Because 50 years ago, it was unusual to find even one person with autism in any community of 1,000 people.  Today, one out of every 68 children born in America develops autism in within their first three or four years.  We are so busy trying to deal with it that in our homes and schools that we have yet to come close to defining the cause of it.  But what we can settle on is that there is a cause for all this autism developing.  Everything in the universe has a cause.  As Einstein wrote to the quantum mechanics community, “God does not play dice with the universe.”

This universe also does not play dice with its challenges.  One of those challenges addressed by the special education community that Jasmine has been a part is to create better lives for all these students now with autism and Down Syndrome.  Even while just getting to know autism, educational inroads have been especially with special computer training to help autistic children read and write.  And the special education community has now grown to know Down Syndrome so well that it is setting the foundation for better how to create adult lives with the syndrome.  The success rate in this endeavor is expressed in a life expectancy for Down Syndrome in the United States to now be 60 years old.  In 1983, the life expectancy for Down Syndrome was 25 years old.

In years of working with students with these conditions, and studying the subject, I feel like I have never met people with more pleasant personalities than those who have Down Syndrome.  They can get angry, but it is not so much anger out of hostility and envy like ours.  They in contrast can get angry out of frustration, because they want to do more beyond their limitations.

But still, Jasmine would have been greatly empowered if she had only had Down Syndrome.  But her health was attacking her on all fronts. When I last entered her classroom, her playpen was not there.  I asked her regular teacher about her whereabouts. “Jasmine has passed,” she said solemnly.  My hands suddenly and involuntarily rose above my head.  “Do you remember Joseph?” the regular teacher asked me.  “Joseph has passed as well.”

Joseph went with Jasmine, was my first thought.

Chris Sharp- Commentary

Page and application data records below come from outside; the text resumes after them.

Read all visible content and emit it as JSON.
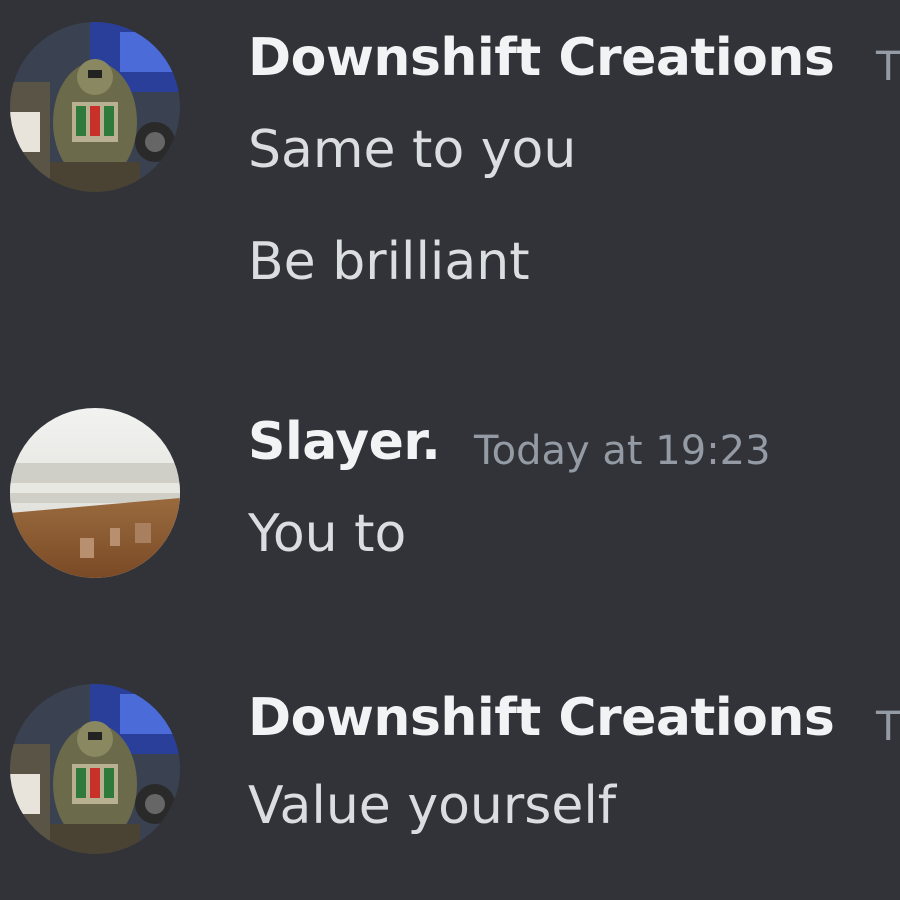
{
  "messages": [
    {
      "author": "Downshift Creations",
      "timestamp": "T",
      "lines": [
        "Same to you",
        "Be brilliant"
      ]
    },
    {
      "author": "Slayer.",
      "timestamp": "Today at 19:23",
      "lines": [
        "You to"
      ]
    },
    {
      "author": "Downshift Creations",
      "timestamp": "T",
      "lines": [
        "Value yourself"
      ]
    }
  ],
  "colors": {
    "background": "#313338",
    "username": "#f2f3f5",
    "message_text": "#dbdee1",
    "timestamp": "#949ba4"
  }
}
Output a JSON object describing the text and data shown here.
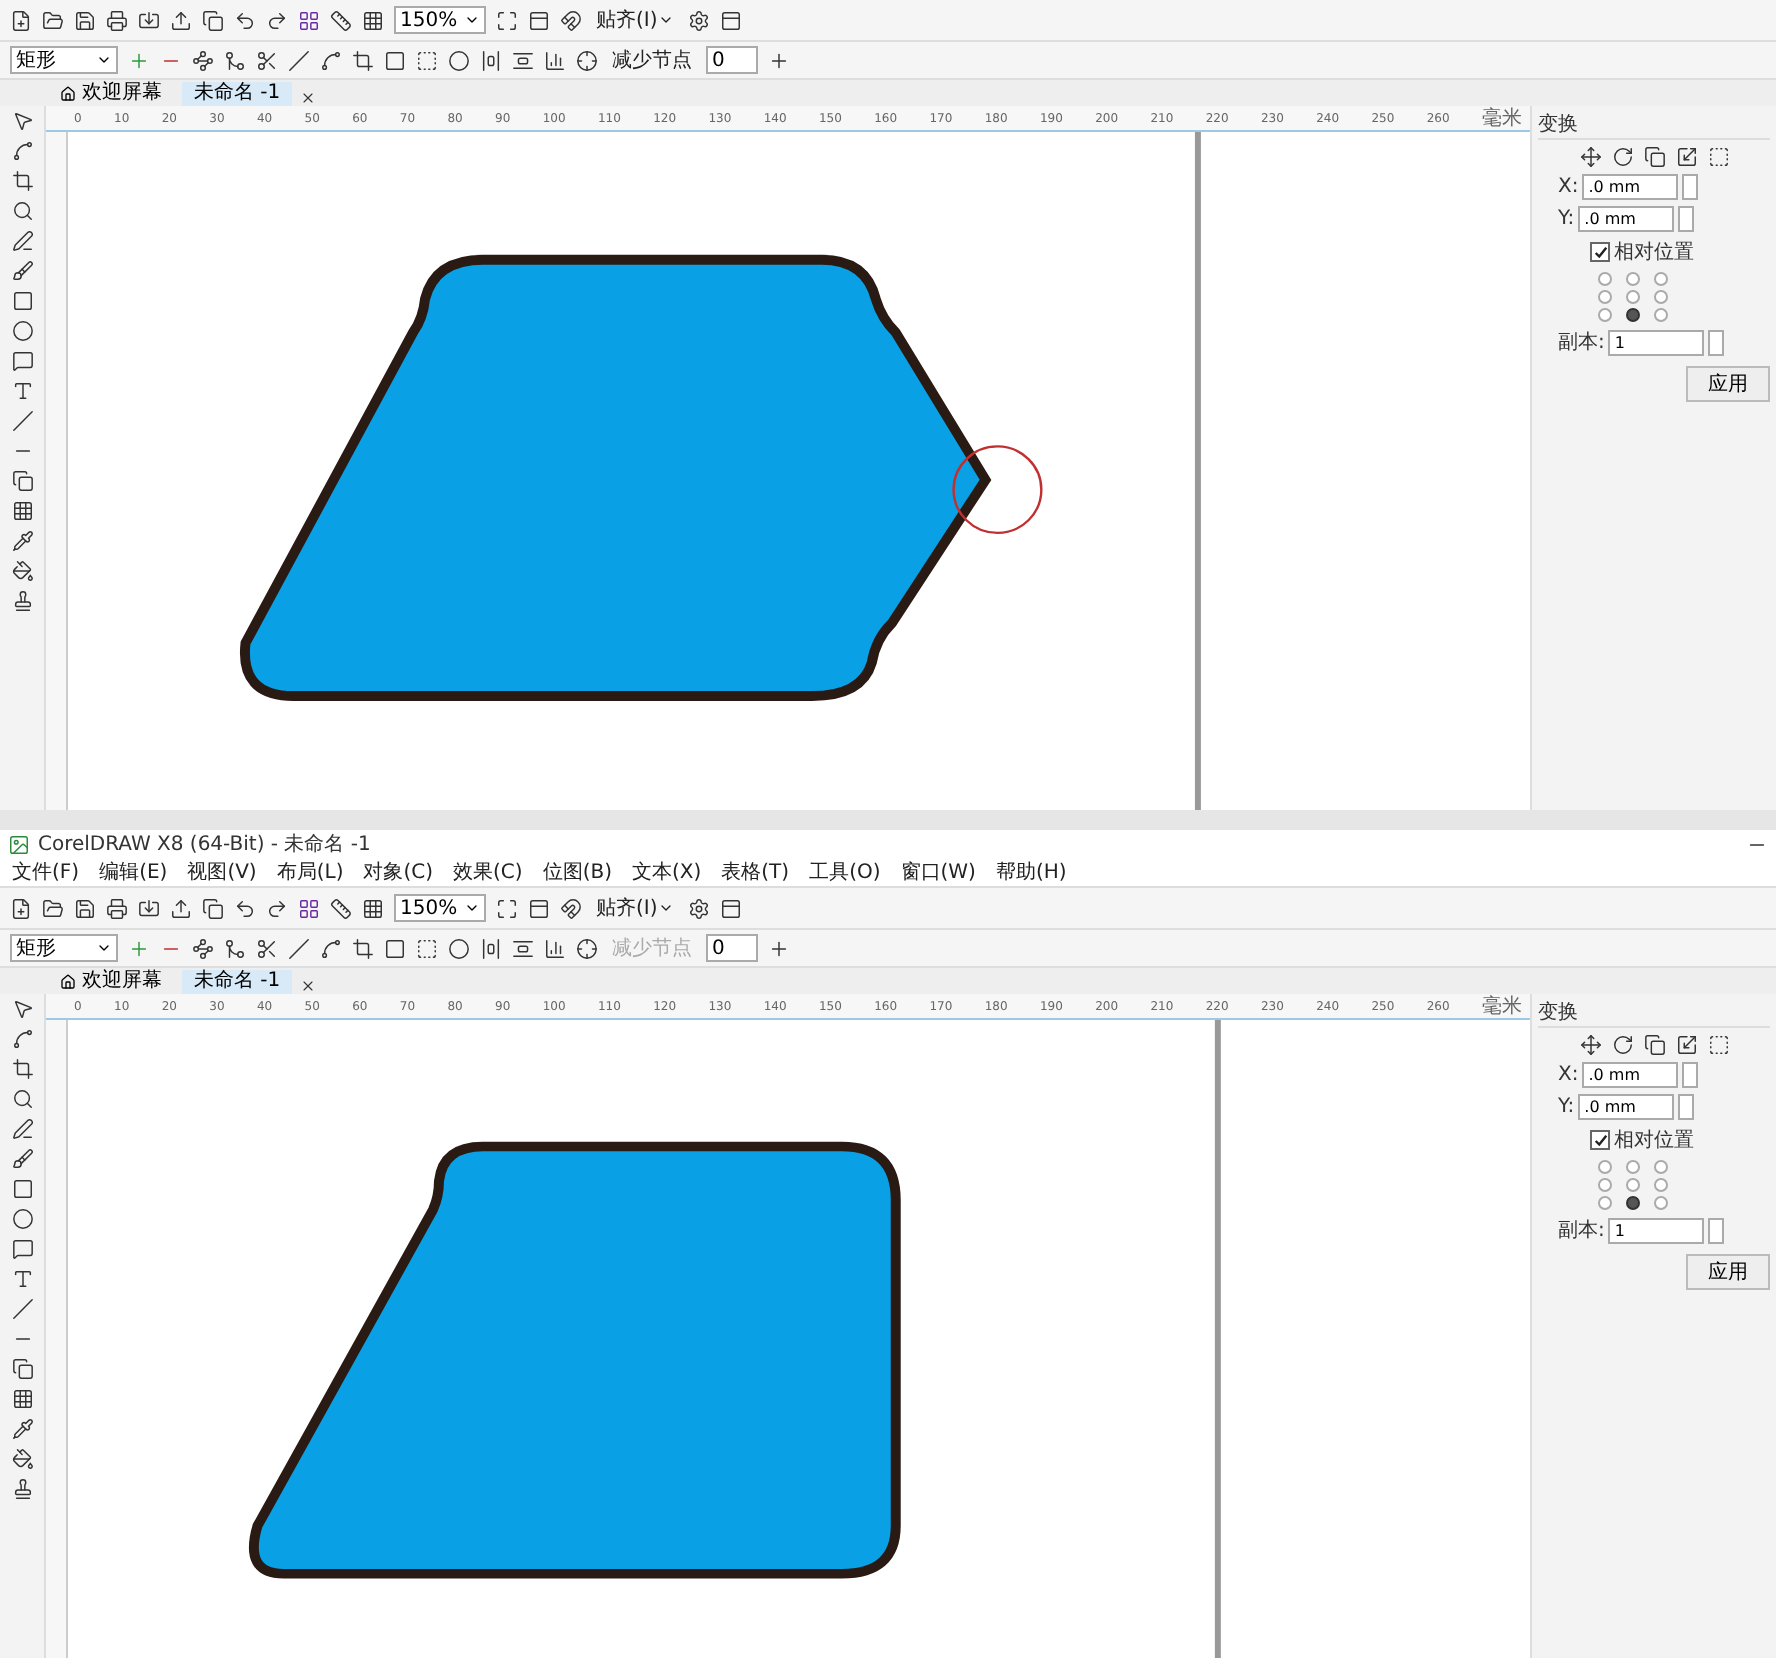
{
  "panels": [
    {
      "toolbar": {
        "zoom": "150%",
        "snap": "贴齐(I)"
      },
      "property_bar": {
        "shape_type": "矩形",
        "reduce_nodes": {
          "label": "减少节点",
          "disabled": false
        },
        "smoothness": "0"
      },
      "tabs": [
        {
          "label": "欢迎屏幕",
          "selected": false
        },
        {
          "label": "未命名 -1",
          "selected": true
        }
      ],
      "ruler": [
        "0",
        "10",
        "20",
        "30",
        "40",
        "50",
        "60",
        "70",
        "80",
        "90",
        "100",
        "110",
        "120",
        "130",
        "140",
        "150",
        "160",
        "170",
        "180",
        "190",
        "200",
        "210",
        "220",
        "230",
        "240",
        "250",
        "260",
        "毫米"
      ],
      "canvas": {
        "kind": "pointed",
        "node_highlighted": true
      },
      "docker": {
        "title": "变换",
        "x": ".0 mm",
        "y": ".0 mm",
        "x_label": "X:",
        "y_label": "Y:",
        "relative_position": {
          "label": "相对位置",
          "checked": true
        },
        "anchors": [
          {
            "selected": false
          },
          {
            "selected": false
          },
          {
            "selected": false
          },
          {
            "selected": false
          },
          {
            "selected": false
          },
          {
            "selected": false
          },
          {
            "selected": false
          },
          {
            "selected": true
          },
          {
            "selected": false
          }
        ],
        "copies_label": "副本:",
        "copies": "1",
        "apply": "应用"
      }
    },
    {
      "title_bar": {
        "title": "CorelDRAW X8 (64-Bit) - 未命名 -1"
      },
      "menu": [
        "文件(F)",
        "编辑(E)",
        "视图(V)",
        "布局(L)",
        "对象(C)",
        "效果(C)",
        "位图(B)",
        "文本(X)",
        "表格(T)",
        "工具(O)",
        "窗口(W)",
        "帮助(H)"
      ],
      "toolbar": {
        "zoom": "150%",
        "snap": "贴齐(I)"
      },
      "property_bar": {
        "shape_type": "矩形",
        "reduce_nodes": {
          "label": "减少节点",
          "disabled": true
        },
        "smoothness": "0"
      },
      "tabs": [
        {
          "label": "欢迎屏幕",
          "selected": false
        },
        {
          "label": "未命名 -1",
          "selected": true
        }
      ],
      "ruler": [
        "0",
        "10",
        "20",
        "30",
        "40",
        "50",
        "60",
        "70",
        "80",
        "90",
        "100",
        "110",
        "120",
        "130",
        "140",
        "150",
        "160",
        "170",
        "180",
        "190",
        "200",
        "210",
        "220",
        "230",
        "240",
        "250",
        "260",
        "毫米"
      ],
      "canvas": {
        "kind": "flat"
      },
      "docker": {
        "title": "变换",
        "x": ".0 mm",
        "y": ".0 mm",
        "x_label": "X:",
        "y_label": "Y:",
        "relative_position": {
          "label": "相对位置",
          "checked": true
        },
        "anchors": [
          {
            "selected": false
          },
          {
            "selected": false
          },
          {
            "selected": false
          },
          {
            "selected": false
          },
          {
            "selected": false
          },
          {
            "selected": false
          },
          {
            "selected": false
          },
          {
            "selected": true
          },
          {
            "selected": false
          }
        ],
        "copies_label": "副本:",
        "copies": "1",
        "apply": "应用"
      }
    }
  ]
}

Chris Sharp is an Educator and a prize-winning professional writer. He has recently published a new book titled How to Like a Human Being . Sharp's latest book is an Amazon Kindle collection of his published short stories, Every Kind of Angel . His commentaries represent his own opinions and not necessarily the views of any organization he may be affiliated with or those of The SCV Beacon.